» Input data
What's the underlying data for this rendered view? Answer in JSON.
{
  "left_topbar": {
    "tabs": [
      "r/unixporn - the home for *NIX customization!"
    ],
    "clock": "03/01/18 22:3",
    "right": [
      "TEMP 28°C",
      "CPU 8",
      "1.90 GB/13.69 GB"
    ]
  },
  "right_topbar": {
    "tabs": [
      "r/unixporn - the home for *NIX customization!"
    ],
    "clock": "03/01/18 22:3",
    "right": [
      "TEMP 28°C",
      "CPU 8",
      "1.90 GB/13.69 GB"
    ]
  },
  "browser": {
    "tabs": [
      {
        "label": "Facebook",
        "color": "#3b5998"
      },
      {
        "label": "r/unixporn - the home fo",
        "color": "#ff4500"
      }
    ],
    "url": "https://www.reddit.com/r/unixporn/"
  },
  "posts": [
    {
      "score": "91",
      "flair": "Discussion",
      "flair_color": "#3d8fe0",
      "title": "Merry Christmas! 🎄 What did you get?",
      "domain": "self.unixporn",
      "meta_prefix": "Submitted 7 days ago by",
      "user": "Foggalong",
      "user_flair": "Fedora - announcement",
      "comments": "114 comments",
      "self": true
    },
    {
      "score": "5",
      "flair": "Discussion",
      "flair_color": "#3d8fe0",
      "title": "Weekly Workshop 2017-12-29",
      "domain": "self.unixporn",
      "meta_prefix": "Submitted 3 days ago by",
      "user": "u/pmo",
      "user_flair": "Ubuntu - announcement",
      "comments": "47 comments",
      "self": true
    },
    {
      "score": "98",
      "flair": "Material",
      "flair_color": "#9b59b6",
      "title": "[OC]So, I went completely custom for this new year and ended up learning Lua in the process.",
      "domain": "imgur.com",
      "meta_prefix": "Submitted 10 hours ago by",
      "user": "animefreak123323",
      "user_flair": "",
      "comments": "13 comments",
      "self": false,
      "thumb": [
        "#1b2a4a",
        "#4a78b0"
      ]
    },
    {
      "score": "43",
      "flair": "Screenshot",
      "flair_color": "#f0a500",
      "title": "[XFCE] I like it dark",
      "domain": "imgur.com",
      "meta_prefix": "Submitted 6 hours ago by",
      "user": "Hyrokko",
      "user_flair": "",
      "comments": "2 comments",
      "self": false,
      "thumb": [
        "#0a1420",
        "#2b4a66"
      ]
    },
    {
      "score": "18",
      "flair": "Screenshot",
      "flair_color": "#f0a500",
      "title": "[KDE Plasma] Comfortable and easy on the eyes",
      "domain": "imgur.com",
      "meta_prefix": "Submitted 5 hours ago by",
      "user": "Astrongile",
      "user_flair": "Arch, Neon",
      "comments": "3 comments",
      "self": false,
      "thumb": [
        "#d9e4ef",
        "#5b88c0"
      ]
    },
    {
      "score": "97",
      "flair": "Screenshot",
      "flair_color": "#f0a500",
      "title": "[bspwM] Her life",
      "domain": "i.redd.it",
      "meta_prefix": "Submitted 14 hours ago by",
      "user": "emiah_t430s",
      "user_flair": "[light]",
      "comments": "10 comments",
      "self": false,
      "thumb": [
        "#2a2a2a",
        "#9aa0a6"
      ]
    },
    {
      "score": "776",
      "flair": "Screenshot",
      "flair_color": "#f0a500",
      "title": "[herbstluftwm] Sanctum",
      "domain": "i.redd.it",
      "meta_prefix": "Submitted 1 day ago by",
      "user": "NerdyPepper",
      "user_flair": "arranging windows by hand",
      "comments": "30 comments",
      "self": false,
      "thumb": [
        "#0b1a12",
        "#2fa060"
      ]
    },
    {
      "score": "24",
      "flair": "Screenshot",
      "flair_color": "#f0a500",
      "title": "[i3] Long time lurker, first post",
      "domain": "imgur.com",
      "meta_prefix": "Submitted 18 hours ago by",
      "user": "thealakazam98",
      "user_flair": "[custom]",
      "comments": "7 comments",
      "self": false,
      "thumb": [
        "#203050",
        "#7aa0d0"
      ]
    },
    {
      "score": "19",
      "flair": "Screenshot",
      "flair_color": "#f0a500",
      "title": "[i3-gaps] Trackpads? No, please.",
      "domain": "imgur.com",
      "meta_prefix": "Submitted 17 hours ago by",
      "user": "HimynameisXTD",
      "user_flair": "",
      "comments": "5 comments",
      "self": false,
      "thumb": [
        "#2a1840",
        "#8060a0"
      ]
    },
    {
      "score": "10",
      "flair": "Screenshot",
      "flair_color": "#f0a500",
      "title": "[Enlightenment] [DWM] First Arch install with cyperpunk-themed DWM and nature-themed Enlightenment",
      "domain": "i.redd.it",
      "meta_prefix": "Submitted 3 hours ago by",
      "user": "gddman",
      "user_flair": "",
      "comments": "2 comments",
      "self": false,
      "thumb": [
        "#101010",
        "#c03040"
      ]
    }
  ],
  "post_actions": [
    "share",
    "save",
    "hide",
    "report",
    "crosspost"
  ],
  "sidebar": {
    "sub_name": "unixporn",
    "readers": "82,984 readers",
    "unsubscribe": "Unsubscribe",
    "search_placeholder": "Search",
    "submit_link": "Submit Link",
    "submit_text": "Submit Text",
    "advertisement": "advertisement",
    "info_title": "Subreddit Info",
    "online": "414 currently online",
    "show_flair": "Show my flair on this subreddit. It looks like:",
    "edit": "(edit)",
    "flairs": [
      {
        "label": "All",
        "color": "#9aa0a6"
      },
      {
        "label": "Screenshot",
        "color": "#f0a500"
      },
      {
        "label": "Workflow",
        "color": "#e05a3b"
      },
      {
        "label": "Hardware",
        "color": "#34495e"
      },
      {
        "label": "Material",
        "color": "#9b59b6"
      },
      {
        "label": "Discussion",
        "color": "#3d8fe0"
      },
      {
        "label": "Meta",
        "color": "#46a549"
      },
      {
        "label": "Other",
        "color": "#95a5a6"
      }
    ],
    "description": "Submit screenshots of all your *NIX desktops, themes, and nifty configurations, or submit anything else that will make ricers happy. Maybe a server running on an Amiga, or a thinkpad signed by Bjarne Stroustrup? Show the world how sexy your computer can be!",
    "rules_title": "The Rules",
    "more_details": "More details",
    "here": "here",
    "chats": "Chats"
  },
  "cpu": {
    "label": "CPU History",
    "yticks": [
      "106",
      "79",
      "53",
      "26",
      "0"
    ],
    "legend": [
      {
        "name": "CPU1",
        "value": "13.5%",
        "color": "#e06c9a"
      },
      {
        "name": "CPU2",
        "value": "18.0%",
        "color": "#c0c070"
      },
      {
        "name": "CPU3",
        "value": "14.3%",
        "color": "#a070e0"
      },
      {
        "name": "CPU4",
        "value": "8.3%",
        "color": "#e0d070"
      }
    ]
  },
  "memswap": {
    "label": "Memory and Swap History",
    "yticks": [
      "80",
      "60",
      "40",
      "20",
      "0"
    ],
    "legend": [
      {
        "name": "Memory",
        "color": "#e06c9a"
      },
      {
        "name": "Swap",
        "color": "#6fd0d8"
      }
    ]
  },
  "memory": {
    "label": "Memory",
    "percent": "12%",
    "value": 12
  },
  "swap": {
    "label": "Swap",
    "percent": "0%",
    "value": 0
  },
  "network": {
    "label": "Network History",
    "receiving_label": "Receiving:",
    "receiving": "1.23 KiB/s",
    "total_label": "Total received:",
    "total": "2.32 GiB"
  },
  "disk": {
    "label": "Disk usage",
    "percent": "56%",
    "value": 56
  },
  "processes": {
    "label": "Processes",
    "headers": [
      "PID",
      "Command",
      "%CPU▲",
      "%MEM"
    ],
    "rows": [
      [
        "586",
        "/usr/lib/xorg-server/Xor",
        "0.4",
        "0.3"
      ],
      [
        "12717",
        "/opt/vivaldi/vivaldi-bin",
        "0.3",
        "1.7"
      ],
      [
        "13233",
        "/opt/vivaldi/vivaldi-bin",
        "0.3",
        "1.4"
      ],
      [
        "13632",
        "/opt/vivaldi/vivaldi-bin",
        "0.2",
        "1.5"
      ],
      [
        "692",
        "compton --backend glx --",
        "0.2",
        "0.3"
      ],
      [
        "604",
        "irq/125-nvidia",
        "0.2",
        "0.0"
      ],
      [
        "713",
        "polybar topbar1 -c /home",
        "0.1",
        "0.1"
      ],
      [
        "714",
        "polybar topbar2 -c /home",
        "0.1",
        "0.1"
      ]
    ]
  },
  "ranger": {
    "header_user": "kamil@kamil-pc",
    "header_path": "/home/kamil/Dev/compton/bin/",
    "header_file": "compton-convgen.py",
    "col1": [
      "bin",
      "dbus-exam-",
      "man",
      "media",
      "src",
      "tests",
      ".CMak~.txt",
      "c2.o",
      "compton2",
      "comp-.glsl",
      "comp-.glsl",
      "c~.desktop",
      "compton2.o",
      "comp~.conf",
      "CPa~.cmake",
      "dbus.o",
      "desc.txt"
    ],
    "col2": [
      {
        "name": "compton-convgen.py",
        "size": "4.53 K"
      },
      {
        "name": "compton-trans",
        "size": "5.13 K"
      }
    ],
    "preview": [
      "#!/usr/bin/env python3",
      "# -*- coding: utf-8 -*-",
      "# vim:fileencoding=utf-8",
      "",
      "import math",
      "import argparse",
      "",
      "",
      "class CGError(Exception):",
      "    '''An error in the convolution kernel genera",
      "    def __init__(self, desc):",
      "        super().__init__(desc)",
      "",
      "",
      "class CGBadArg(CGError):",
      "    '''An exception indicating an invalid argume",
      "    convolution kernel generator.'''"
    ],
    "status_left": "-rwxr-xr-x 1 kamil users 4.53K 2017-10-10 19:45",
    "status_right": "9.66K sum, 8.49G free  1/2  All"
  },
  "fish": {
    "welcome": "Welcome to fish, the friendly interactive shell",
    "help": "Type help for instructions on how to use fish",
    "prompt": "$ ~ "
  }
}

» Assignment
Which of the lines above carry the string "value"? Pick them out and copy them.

» Your response
        "value": "13.5%",
        "value": "18.0%",
        "value": "14.3%",
        "value": "8.3%",
    "value": 12
    "value": 0
    "value": 56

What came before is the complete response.